> [WHAT YOU NEED TO DO]: Copy every line that contains the string "Resample" from the entries below.

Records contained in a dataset
______________________________

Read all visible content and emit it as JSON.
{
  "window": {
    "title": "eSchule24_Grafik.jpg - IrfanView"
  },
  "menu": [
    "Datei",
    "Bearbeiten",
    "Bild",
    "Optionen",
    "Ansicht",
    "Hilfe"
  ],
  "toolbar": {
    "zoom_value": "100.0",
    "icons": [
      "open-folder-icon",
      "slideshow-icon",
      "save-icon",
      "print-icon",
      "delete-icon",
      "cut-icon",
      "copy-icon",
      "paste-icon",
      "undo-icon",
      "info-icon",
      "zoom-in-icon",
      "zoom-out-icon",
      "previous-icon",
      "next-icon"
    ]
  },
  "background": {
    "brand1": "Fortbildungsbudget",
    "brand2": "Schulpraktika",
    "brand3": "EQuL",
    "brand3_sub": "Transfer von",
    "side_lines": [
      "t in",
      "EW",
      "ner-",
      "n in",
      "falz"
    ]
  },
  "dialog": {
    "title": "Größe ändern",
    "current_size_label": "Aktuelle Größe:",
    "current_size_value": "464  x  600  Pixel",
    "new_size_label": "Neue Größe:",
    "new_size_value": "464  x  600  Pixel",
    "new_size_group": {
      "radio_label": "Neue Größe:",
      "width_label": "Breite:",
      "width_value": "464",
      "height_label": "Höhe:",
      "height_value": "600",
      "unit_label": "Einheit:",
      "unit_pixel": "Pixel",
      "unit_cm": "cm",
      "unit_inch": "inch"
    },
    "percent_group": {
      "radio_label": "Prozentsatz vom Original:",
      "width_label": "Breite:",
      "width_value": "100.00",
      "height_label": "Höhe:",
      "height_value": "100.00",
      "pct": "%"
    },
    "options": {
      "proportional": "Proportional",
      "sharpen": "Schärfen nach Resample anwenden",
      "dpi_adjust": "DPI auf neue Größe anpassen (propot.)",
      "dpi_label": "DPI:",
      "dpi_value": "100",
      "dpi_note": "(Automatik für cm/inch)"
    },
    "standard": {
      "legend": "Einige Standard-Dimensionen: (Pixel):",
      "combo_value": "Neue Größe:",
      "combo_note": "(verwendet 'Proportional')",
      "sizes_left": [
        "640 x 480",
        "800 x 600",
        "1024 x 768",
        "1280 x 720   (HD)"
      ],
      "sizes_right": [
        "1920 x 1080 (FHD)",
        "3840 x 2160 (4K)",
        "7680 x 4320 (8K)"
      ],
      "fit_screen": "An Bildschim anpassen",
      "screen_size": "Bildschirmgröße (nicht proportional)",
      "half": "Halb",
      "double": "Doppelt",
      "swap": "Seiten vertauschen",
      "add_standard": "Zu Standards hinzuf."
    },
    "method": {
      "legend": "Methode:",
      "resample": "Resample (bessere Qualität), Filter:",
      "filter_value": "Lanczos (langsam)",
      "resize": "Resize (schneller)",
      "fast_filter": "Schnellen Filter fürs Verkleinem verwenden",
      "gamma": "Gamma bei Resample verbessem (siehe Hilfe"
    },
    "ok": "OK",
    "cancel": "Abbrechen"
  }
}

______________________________

> [SOLUTION TO THE EXERCISE]:
      "sharpen": "Schärfen nach Resample anwenden",
      "resample": "Resample (bessere Qualität), Filter:",
      "gamma": "Gamma bei Resample verbessem (siehe Hilfe"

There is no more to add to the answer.